### Work request
Leave out the pictures and repeat every record exactly.

[Excerpts from an interface dataset]
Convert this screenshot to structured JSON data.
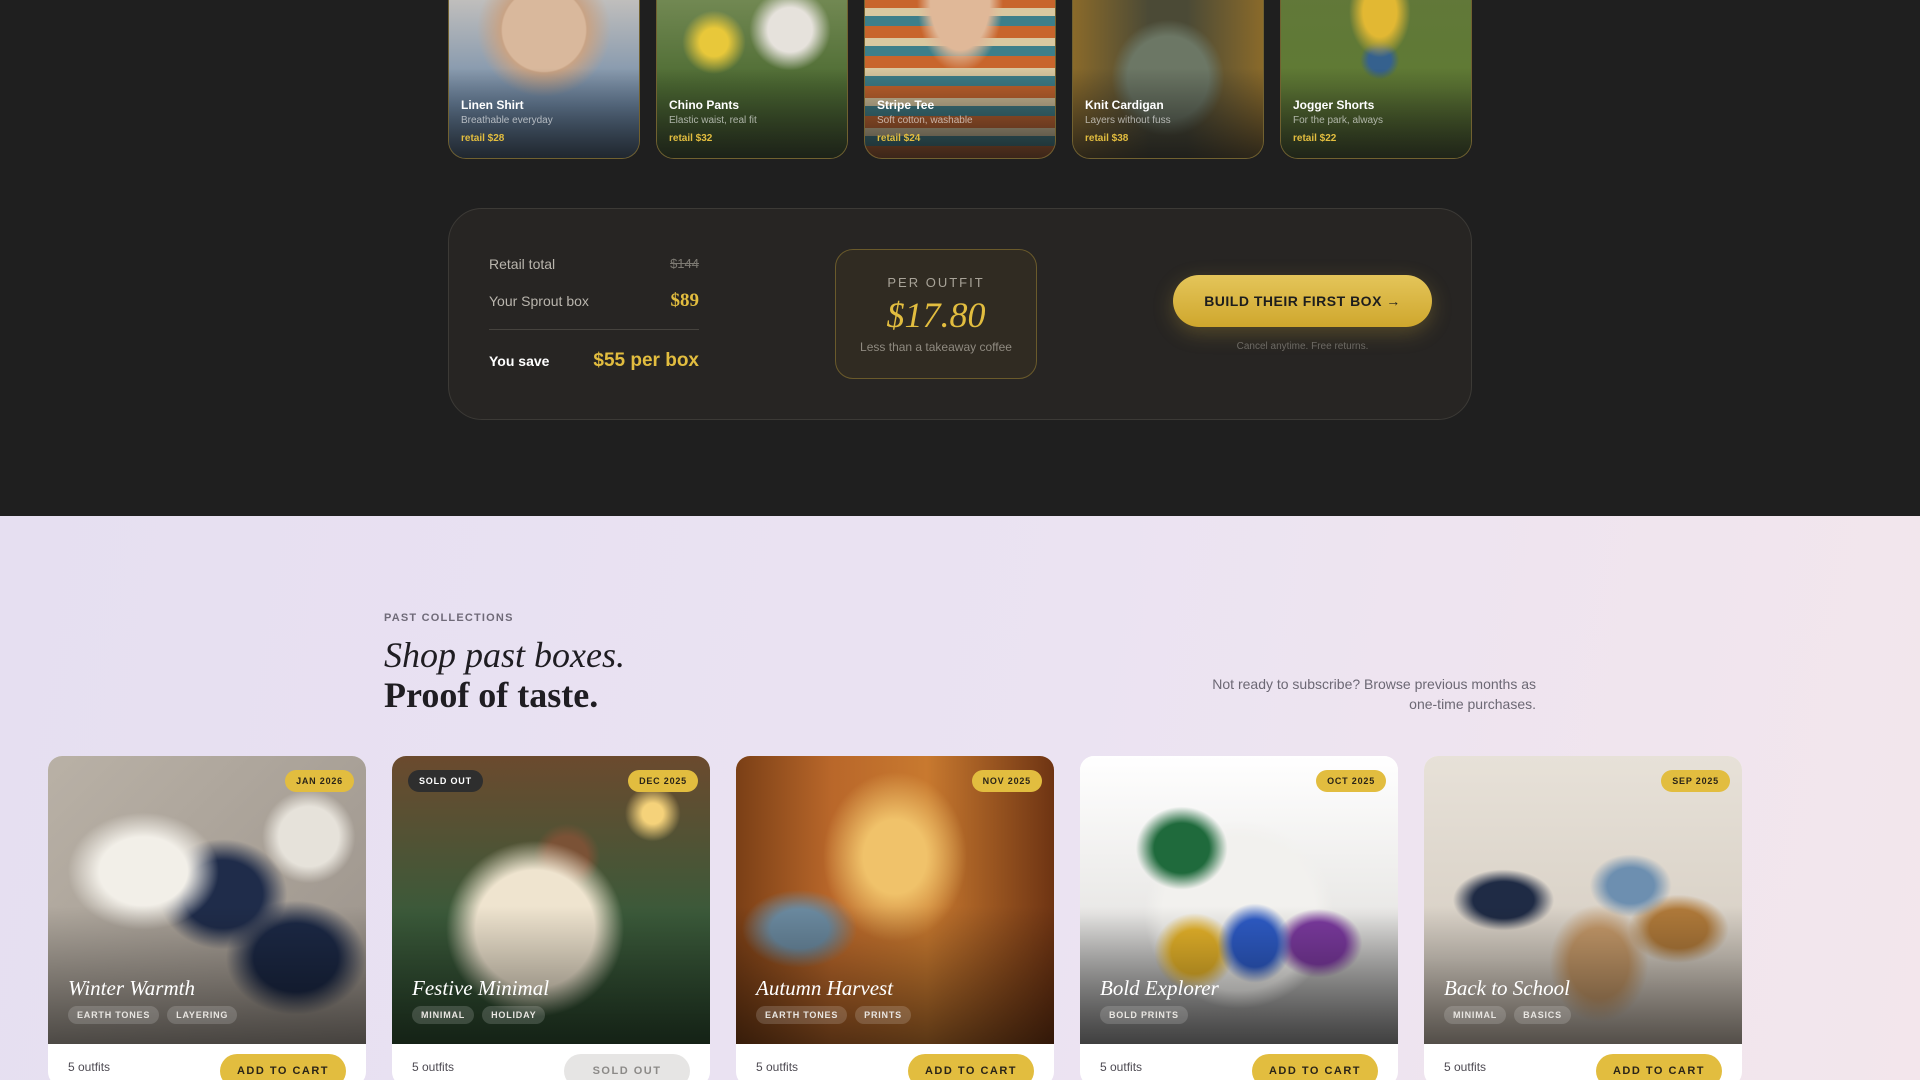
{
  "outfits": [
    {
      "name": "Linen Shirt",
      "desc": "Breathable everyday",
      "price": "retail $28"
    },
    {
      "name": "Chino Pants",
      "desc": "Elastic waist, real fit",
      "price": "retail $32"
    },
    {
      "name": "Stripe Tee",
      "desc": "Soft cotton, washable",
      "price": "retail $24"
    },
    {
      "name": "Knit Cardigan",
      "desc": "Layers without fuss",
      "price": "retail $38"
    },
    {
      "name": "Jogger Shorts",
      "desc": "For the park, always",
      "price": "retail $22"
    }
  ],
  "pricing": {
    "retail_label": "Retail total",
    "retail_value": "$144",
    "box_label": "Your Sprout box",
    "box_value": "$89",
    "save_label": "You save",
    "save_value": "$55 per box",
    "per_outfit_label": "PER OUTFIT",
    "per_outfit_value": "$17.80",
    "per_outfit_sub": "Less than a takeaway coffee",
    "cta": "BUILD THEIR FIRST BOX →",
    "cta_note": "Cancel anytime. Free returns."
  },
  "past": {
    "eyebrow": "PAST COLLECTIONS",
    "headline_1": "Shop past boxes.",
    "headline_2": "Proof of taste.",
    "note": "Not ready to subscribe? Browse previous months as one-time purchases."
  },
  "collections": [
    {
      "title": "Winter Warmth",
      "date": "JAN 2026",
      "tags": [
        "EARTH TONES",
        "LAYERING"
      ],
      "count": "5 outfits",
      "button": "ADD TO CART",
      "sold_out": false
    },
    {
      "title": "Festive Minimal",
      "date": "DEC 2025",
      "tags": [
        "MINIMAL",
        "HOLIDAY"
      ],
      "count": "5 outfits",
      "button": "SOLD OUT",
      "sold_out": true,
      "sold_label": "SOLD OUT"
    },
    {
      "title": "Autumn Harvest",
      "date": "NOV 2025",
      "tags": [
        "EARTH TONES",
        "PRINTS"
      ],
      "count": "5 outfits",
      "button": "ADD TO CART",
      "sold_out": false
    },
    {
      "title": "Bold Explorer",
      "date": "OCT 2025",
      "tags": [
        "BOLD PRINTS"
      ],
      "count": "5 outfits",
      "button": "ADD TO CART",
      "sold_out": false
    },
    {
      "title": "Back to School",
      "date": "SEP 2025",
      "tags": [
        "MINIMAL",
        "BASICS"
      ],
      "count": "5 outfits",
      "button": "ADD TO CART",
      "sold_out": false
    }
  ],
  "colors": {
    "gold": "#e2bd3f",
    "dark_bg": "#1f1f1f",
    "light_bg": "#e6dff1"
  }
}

### Your response
Convert this screenshot to structured JSON data.
{
  "outfits": [
    {
      "name": "Linen Shirt",
      "desc": "Breathable everyday",
      "price": "retail $28"
    },
    {
      "name": "Chino Pants",
      "desc": "Elastic waist, real fit",
      "price": "retail $32"
    },
    {
      "name": "Stripe Tee",
      "desc": "Soft cotton, washable",
      "price": "retail $24"
    },
    {
      "name": "Knit Cardigan",
      "desc": "Layers without fuss",
      "price": "retail $38"
    },
    {
      "name": "Jogger Shorts",
      "desc": "For the park, always",
      "price": "retail $22"
    }
  ],
  "pricing": {
    "retail_label": "Retail total",
    "retail_value": "$144",
    "box_label": "Your Sprout box",
    "box_value": "$89",
    "save_label": "You save",
    "save_value": "$55 per box",
    "per_outfit_label": "PER OUTFIT",
    "per_outfit_value": "$17.80",
    "per_outfit_sub": "Less than a takeaway coffee",
    "cta": "BUILD THEIR FIRST BOX →",
    "cta_note": "Cancel anytime. Free returns."
  },
  "past": {
    "eyebrow": "PAST COLLECTIONS",
    "headline_1": "Shop past boxes.",
    "headline_2": "Proof of taste.",
    "note": "Not ready to subscribe? Browse previous months as one-time purchases."
  },
  "collections": [
    {
      "title": "Winter Warmth",
      "date": "JAN 2026",
      "tags": [
        "EARTH TONES",
        "LAYERING"
      ],
      "count": "5 outfits",
      "button": "ADD TO CART",
      "sold_out": false
    },
    {
      "title": "Festive Minimal",
      "date": "DEC 2025",
      "tags": [
        "MINIMAL",
        "HOLIDAY"
      ],
      "count": "5 outfits",
      "button": "SOLD OUT",
      "sold_out": true,
      "sold_label": "SOLD OUT"
    },
    {
      "title": "Autumn Harvest",
      "date": "NOV 2025",
      "tags": [
        "EARTH TONES",
        "PRINTS"
      ],
      "count": "5 outfits",
      "button": "ADD TO CART",
      "sold_out": false
    },
    {
      "title": "Bold Explorer",
      "date": "OCT 2025",
      "tags": [
        "BOLD PRINTS"
      ],
      "count": "5 outfits",
      "button": "ADD TO CART",
      "sold_out": false
    },
    {
      "title": "Back to School",
      "date": "SEP 2025",
      "tags": [
        "MINIMAL",
        "BASICS"
      ],
      "count": "5 outfits",
      "button": "ADD TO CART",
      "sold_out": false
    }
  ],
  "colors": {
    "gold": "#e2bd3f",
    "dark_bg": "#1f1f1f",
    "light_bg": "#e6dff1"
  }
}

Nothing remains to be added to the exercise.